══ THE DATA
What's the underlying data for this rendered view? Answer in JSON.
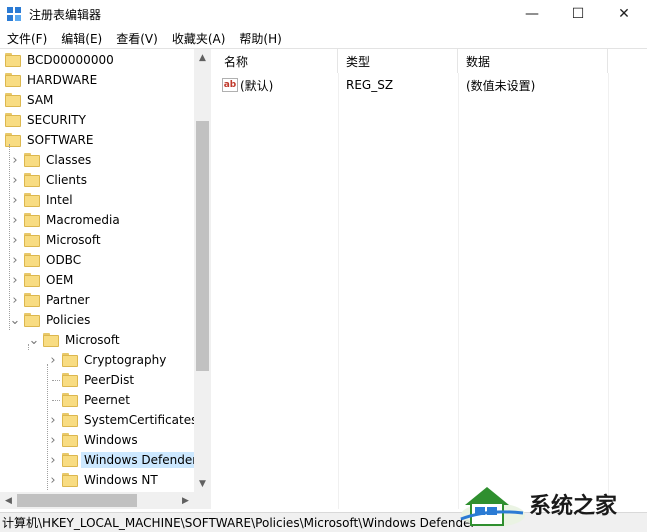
{
  "window": {
    "title": "注册表编辑器",
    "minimize_glyph": "—",
    "maximize_glyph": "☐",
    "close_glyph": "✕"
  },
  "menu": [
    "文件(F)",
    "编辑(E)",
    "查看(V)",
    "收藏夹(A)",
    "帮助(H)"
  ],
  "tree": {
    "items": [
      {
        "label": "BCD00000000",
        "depth": 0,
        "expander": "none"
      },
      {
        "label": "HARDWARE",
        "depth": 0,
        "expander": "none"
      },
      {
        "label": "SAM",
        "depth": 0,
        "expander": "none"
      },
      {
        "label": "SECURITY",
        "depth": 0,
        "expander": "none"
      },
      {
        "label": "SOFTWARE",
        "depth": 0,
        "expander": "none"
      },
      {
        "label": "Classes",
        "depth": 1,
        "expander": "collapsed"
      },
      {
        "label": "Clients",
        "depth": 1,
        "expander": "collapsed"
      },
      {
        "label": "Intel",
        "depth": 1,
        "expander": "collapsed"
      },
      {
        "label": "Macromedia",
        "depth": 1,
        "expander": "collapsed"
      },
      {
        "label": "Microsoft",
        "depth": 1,
        "expander": "collapsed"
      },
      {
        "label": "ODBC",
        "depth": 1,
        "expander": "collapsed"
      },
      {
        "label": "OEM",
        "depth": 1,
        "expander": "collapsed"
      },
      {
        "label": "Partner",
        "depth": 1,
        "expander": "collapsed"
      },
      {
        "label": "Policies",
        "depth": 1,
        "expander": "expanded"
      },
      {
        "label": "Microsoft",
        "depth": 2,
        "expander": "expanded"
      },
      {
        "label": "Cryptography",
        "depth": 3,
        "expander": "collapsed"
      },
      {
        "label": "PeerDist",
        "depth": 3,
        "expander": "none"
      },
      {
        "label": "Peernet",
        "depth": 3,
        "expander": "none"
      },
      {
        "label": "SystemCertificates",
        "depth": 3,
        "expander": "collapsed"
      },
      {
        "label": "Windows",
        "depth": 3,
        "expander": "collapsed"
      },
      {
        "label": "Windows Defender",
        "depth": 3,
        "expander": "collapsed",
        "selected": true
      },
      {
        "label": "Windows NT",
        "depth": 3,
        "expander": "collapsed"
      }
    ]
  },
  "list": {
    "columns": {
      "name": "名称",
      "type": "类型",
      "data": "数据"
    },
    "rows": [
      {
        "name": "(默认)",
        "type": "REG_SZ",
        "data": "(数值未设置)",
        "icon": "ab-string-icon"
      }
    ]
  },
  "status_bar": "计算机\\HKEY_LOCAL_MACHINE\\SOFTWARE\\Policies\\Microsoft\\Windows Defender",
  "watermark": {
    "text": "系统之家"
  },
  "colors": {
    "selection": "#cce8ff",
    "folder": "#f8dc82",
    "scrollbar_thumb": "#c1c1c1"
  }
}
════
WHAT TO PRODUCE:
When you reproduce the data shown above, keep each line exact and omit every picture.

RESPONSE FOR THIS EXERCISE:
What's the underlying data for this rendered view? Answer in JSON.
{
  "window": {
    "title": "注册表编辑器",
    "minimize_glyph": "—",
    "maximize_glyph": "☐",
    "close_glyph": "✕"
  },
  "menu": [
    "文件(F)",
    "编辑(E)",
    "查看(V)",
    "收藏夹(A)",
    "帮助(H)"
  ],
  "tree": {
    "items": [
      {
        "label": "BCD00000000",
        "depth": 0,
        "expander": "none"
      },
      {
        "label": "HARDWARE",
        "depth": 0,
        "expander": "none"
      },
      {
        "label": "SAM",
        "depth": 0,
        "expander": "none"
      },
      {
        "label": "SECURITY",
        "depth": 0,
        "expander": "none"
      },
      {
        "label": "SOFTWARE",
        "depth": 0,
        "expander": "none"
      },
      {
        "label": "Classes",
        "depth": 1,
        "expander": "collapsed"
      },
      {
        "label": "Clients",
        "depth": 1,
        "expander": "collapsed"
      },
      {
        "label": "Intel",
        "depth": 1,
        "expander": "collapsed"
      },
      {
        "label": "Macromedia",
        "depth": 1,
        "expander": "collapsed"
      },
      {
        "label": "Microsoft",
        "depth": 1,
        "expander": "collapsed"
      },
      {
        "label": "ODBC",
        "depth": 1,
        "expander": "collapsed"
      },
      {
        "label": "OEM",
        "depth": 1,
        "expander": "collapsed"
      },
      {
        "label": "Partner",
        "depth": 1,
        "expander": "collapsed"
      },
      {
        "label": "Policies",
        "depth": 1,
        "expander": "expanded"
      },
      {
        "label": "Microsoft",
        "depth": 2,
        "expander": "expanded"
      },
      {
        "label": "Cryptography",
        "depth": 3,
        "expander": "collapsed"
      },
      {
        "label": "PeerDist",
        "depth": 3,
        "expander": "none"
      },
      {
        "label": "Peernet",
        "depth": 3,
        "expander": "none"
      },
      {
        "label": "SystemCertificates",
        "depth": 3,
        "expander": "collapsed"
      },
      {
        "label": "Windows",
        "depth": 3,
        "expander": "collapsed"
      },
      {
        "label": "Windows Defender",
        "depth": 3,
        "expander": "collapsed",
        "selected": true
      },
      {
        "label": "Windows NT",
        "depth": 3,
        "expander": "collapsed"
      }
    ]
  },
  "list": {
    "columns": {
      "name": "名称",
      "type": "类型",
      "data": "数据"
    },
    "rows": [
      {
        "name": "(默认)",
        "type": "REG_SZ",
        "data": "(数值未设置)",
        "icon": "ab-string-icon"
      }
    ]
  },
  "status_bar": "计算机\\HKEY_LOCAL_MACHINE\\SOFTWARE\\Policies\\Microsoft\\Windows Defender",
  "watermark": {
    "text": "系统之家"
  },
  "colors": {
    "selection": "#cce8ff",
    "folder": "#f8dc82",
    "scrollbar_thumb": "#c1c1c1"
  }
}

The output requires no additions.